____ Records for the exercise

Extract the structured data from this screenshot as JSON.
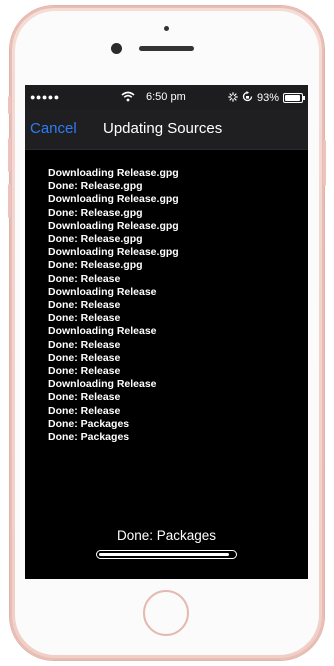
{
  "status_bar": {
    "signal": "●●●●●",
    "time": "6:50 pm",
    "battery_text": "93%",
    "battery_level": 0.93
  },
  "nav": {
    "cancel_label": "Cancel",
    "title": "Updating Sources"
  },
  "log_lines": [
    "Downloading Release.gpg",
    "Done: Release.gpg",
    "Downloading Release.gpg",
    "Done: Release.gpg",
    "Downloading Release.gpg",
    "Done: Release.gpg",
    "Downloading Release.gpg",
    "Done: Release.gpg",
    "Done: Release",
    "Downloading Release",
    "Done: Release",
    "Done: Release",
    "Downloading Release",
    "Done: Release",
    "Done: Release",
    "Done: Release",
    "Downloading Release",
    "Done: Release",
    "Done: Release",
    "Done: Packages",
    "Done: Packages"
  ],
  "footer": {
    "status_text": "Done: Packages",
    "progress": 0.97
  },
  "colors": {
    "accent": "#2d7cf6",
    "screen_bg": "#000000",
    "phone_body": "#f4d5ce"
  }
}
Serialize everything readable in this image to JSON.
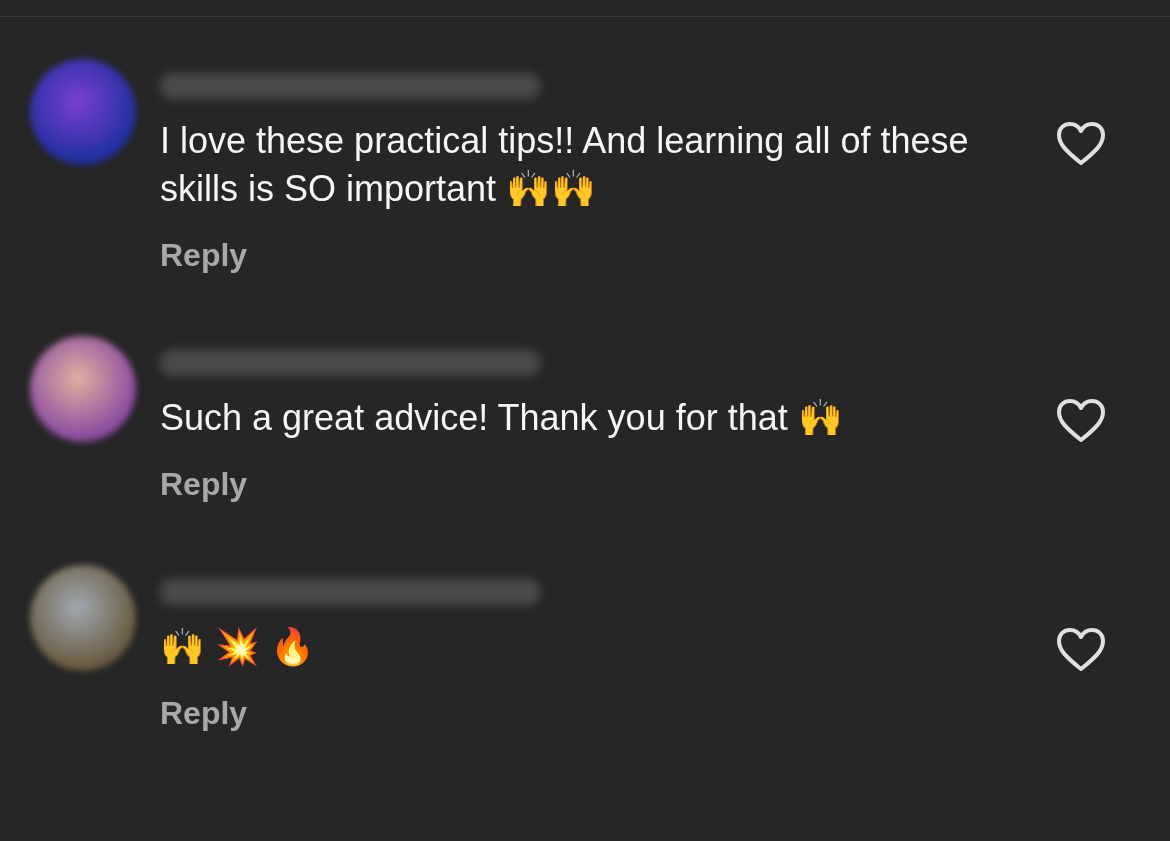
{
  "comments": [
    {
      "text": "I love these practical tips!! And learning all of these skills is SO important 🙌🙌",
      "reply": "Reply",
      "liked": false
    },
    {
      "text": "Such a great advice! Thank you for that 🙌",
      "reply": "Reply",
      "liked": false
    },
    {
      "text": "🙌 💥 🔥",
      "reply": "Reply",
      "liked": false
    }
  ]
}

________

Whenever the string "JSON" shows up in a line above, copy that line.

Extract the structured data from this screenshot as JSON.
Serialize everything readable in this image to JSON.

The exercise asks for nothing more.